Have you got any half-full bottles of prosecco or champagne left over from New Year’s festivities? OK, don’t scoff — there are some of us who don’t quaff down a whole bottle in one sitting. In addition to the leftover prosecco, there were a dozen chestnuts and a small hunk of butternut squash in the fridge still uncooked and in search of a recipe. Hence the amalgam of these ingredients and birth of this risotto dish.
You can also use already-peeled chestnuts from France that come in a glass jar, but since I had these fresh ones, I cut them in half and plunked them into a pot of boiling water – not long enough to cook them through, but long enough to loosen the shell and pry out the interior. Click here for a more thorough explanation of how to do it.
I thought I’d finally inaugurate this heavy copper pot with the risotto – a pot I bought in the town of Guardiagrele, Italy last summer, but still hadn’t used. It reminded to me that I’ve got a lot of kitchen tools that sit around unused because they’re in cabinets where I don’t often see them. So I’m taking it upon myself to pull out some of these pots, pans, and other gadgets more frequently in my attempt to “use it or lose it.”
After cooking the risotto in this copper pot, I may never make risotto again in any other vessel. The heavy-gauge pan ensures really even cooking without any hot spots. And it’s beautiful to look at as well.
Make sure you have all the necessary ingredients at the ready before starting to cook. Missing, but vital, to the dish, is the prosecco (use dry white wine if you haven’t got prosecco), as well as butter and extra virgin olive oil. Dice the squash into small pieces because the squash needs to be small enough to cook while you’re stirring it into the risotto. That should take only about 20 minutes. Make sure you make a little extra risotto, because my next post is a truly irresistible treat using leftover risotto.
First thing you do is soften the shallots in a mixture of butter and olive oil, then stir the grains of risotto about for a bit — a process called “tostatura.” You don’t want the grains to turn brown, so just quickly heat the exterior for three or four minutes or until the grains are opaque. This will allow the rice to soak up the liquids without becoming soggy. By the way, make sure to use carnaroli, vialone nano or arborio rice, short grain varieties that release a lot of starch, adding a creaminess to the dish.
Then it’s time for the prosecco (or dry white wine). Don’t forget the cook needs a sample!
Add the vegetables and chestnuts, and a bit of chicken broth, a ladle full at a time. When the rice is cooked (about 20 minutes or so), it’s time for the “mantecatura.” Take it off the heat, add some dollops of cold butter …
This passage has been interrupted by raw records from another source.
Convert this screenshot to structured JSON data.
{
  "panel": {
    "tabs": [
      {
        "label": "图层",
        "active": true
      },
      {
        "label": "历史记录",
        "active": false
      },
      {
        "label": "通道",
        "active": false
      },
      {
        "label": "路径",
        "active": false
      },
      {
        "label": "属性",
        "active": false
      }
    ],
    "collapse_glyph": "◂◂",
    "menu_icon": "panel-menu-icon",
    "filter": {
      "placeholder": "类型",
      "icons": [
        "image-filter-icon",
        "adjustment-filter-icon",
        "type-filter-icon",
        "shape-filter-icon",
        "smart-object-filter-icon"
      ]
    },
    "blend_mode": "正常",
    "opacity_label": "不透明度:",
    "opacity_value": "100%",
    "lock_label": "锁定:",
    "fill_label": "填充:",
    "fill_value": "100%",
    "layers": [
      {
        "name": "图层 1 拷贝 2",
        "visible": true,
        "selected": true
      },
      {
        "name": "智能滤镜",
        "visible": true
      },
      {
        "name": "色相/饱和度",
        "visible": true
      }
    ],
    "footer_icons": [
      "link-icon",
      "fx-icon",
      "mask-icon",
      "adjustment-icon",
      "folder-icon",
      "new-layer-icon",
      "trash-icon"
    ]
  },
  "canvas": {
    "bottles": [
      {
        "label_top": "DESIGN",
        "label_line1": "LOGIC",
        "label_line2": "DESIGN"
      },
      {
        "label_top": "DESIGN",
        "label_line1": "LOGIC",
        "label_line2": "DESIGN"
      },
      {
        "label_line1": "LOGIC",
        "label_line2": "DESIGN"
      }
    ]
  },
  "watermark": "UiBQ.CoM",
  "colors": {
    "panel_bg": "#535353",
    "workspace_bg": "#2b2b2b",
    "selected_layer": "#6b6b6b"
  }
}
1 cup rice – arborio, carnaroli or vialone nano
1 large shallot
2 T. butter
2 T. extra virgin olive oil
1 cup butternut squash, diced in small pieces
1/2 cup chestnuts, cut into small pieces
1/4 cup dry white wine or prosecco
2 cups (or more) hot chicken broth
a couple more tablespoons butter and parmesan cheese to taste (1/4 cup) for the mantecatura
Place the olive oil and butter in a saucepan and add the rice. Toss the rice for a few minutes to coat, but don’t let the grains brown. Pour in the prosecco and stir, then add the squash and chestnuts and a ladleful of the broth. Continue stirring and continue adding broth, one ladle at a time, until the rice is cooked and tender to the bite. Season with salt and white pepper. Remove from the heat and add the cold butter and parmesan cheese.